http://www.miislita.com/term-vector/term-vector-3.html

(6). Essentially we compute dot products between

query and document vector coordinates and divide by the product of query and document vector lengths.

We can see that document d2 scores higher than d3 and d1. Its vector is closer to the query vector than

the other vectors. Also note that Term Vector Theory is still used at the beginning and at the end of LSI.

* Please see BlueBit Important Upgrade

Questions

1. Rework the example given in this tutorial, but this time remove all stopwords before constructing
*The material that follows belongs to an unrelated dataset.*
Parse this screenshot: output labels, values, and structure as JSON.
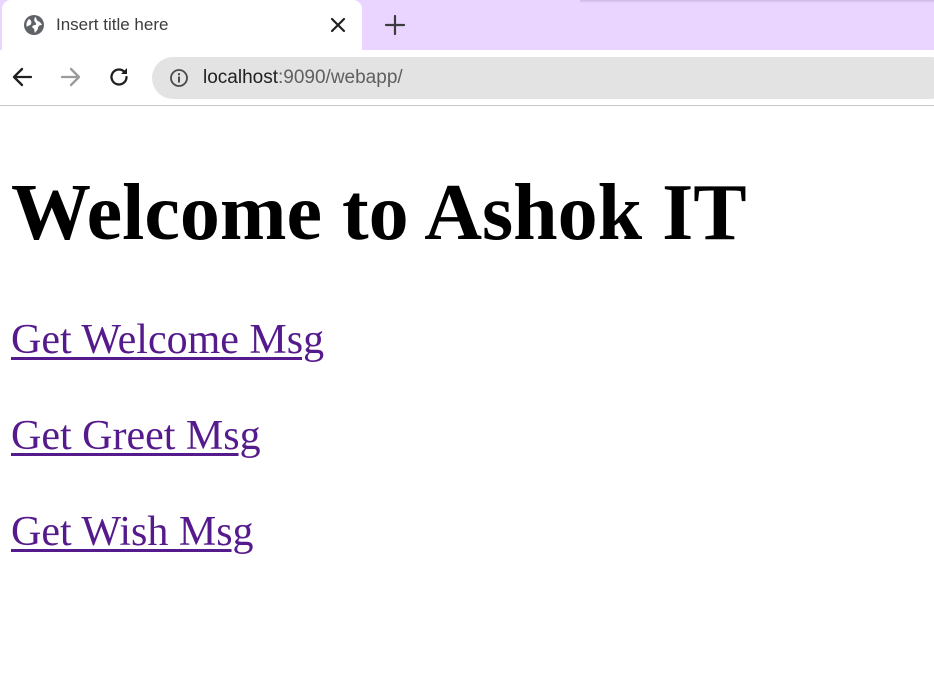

A

. Define

term weights as follows

query:

w

iq

= tf

iq

documents:

w

ij

= tf

ij

2. Rework the example given in this tutorial, but this time remove all stopwords before constructing

A

, Define

term weights as follows

query:

w

iq

= tf

iq

documents:

w

ij

= tf

ij

*log(D/d

i

)

where

d

i

is the number of documents containing term i.

D

is the collection size; in this case

D

= 3.

3. Repeat exercise 2. Define term weights as follows

query:

w

iq

= tf

iq

documents:

w

ij

= tf

ij

*log((D-d

i

)/d

i

)

This fast track is aimed at readers of our SVD and LSI tutorial series. (7 – 10). For details or full

explanation of concepts please refer to this series. You might also want to check our Singular Value

Decomposition (SVD) Fast Track Tutorial (11), available at

http://www.miislita.com/information-retrieval-tutorial/singular-value-decomposition-fast-track-tutorial.pdf

* BlueBit Important Upgrade

Note 1

After this tutorial was written, BlueBit upgraded the SVD calculator and now is giving the

V

T

transpose matrix. We became aware of this today 10/21/06. This BlueBit upgrade doesn'

t change the

calculations, anyway. Just remember that if using

V

T

and want to go back to

V

just switch rows for

columns.

Note 2

BlueBit also uses now a different subroutine and a different sign convention, which flips the

coordinates of the figures given above. Absolutely none of these changes affect the final calculations

and main findings of the example given in this tutorial. Why? Read why here:

http://www.miislita.com/information-retrieval-tutorial/svd-lsi-tutorial-4-lsi-how-to-calculations.html

References

1. Information Retrieval, Algorithms and Heuristics

http://www.miislita.com/book-reviews/book-reviews.html

2. Bluebit Matrix Calculator

http://www.bluebit.gr/matrix-calculator/

3. JavaScript SVD Calculator

http://users.pandora.be/paul.larmuseau/SVD.htm

4. MathLab

http://www.mathworks.com/

5. Scilab

http://www.scilab.org/

6.

The Classic Vector Space Model

http://www.miislita.com/term-vector/term-vector-3.html

7. SVD and LSI Tutorial 4

http://www.miislita.com/information-retrieval-tutorial/svd-lsi-tutorial-4-lsi-how-to-calculations.html

8. SVD and LSI Tutorial 3

http://www.miislita.com/information-retrieval-tutorial/svd-lsi-tutorial-3-full-svd.html

9. SVD and LSI Tutorial 2

http://www.miislita.com/information-retrieval-tutorial/svd-lsi-tutorial-2-computing-singular-values.html

10. SVD and LSI Tutorial 1

http://www.miislita.com/information-retrieval-tutorial/svd-lsi-tutorial-1-understanding.html

11. Singular Value Decomposition (SVD) Fast Track Tutorial

http://www.miislita.com/information-retrieval-tutorial/singular-value-decomposition-fast-track-tutorial.pdf

Copyright

Dr. E. Garcia, 2006. All Rights Reserved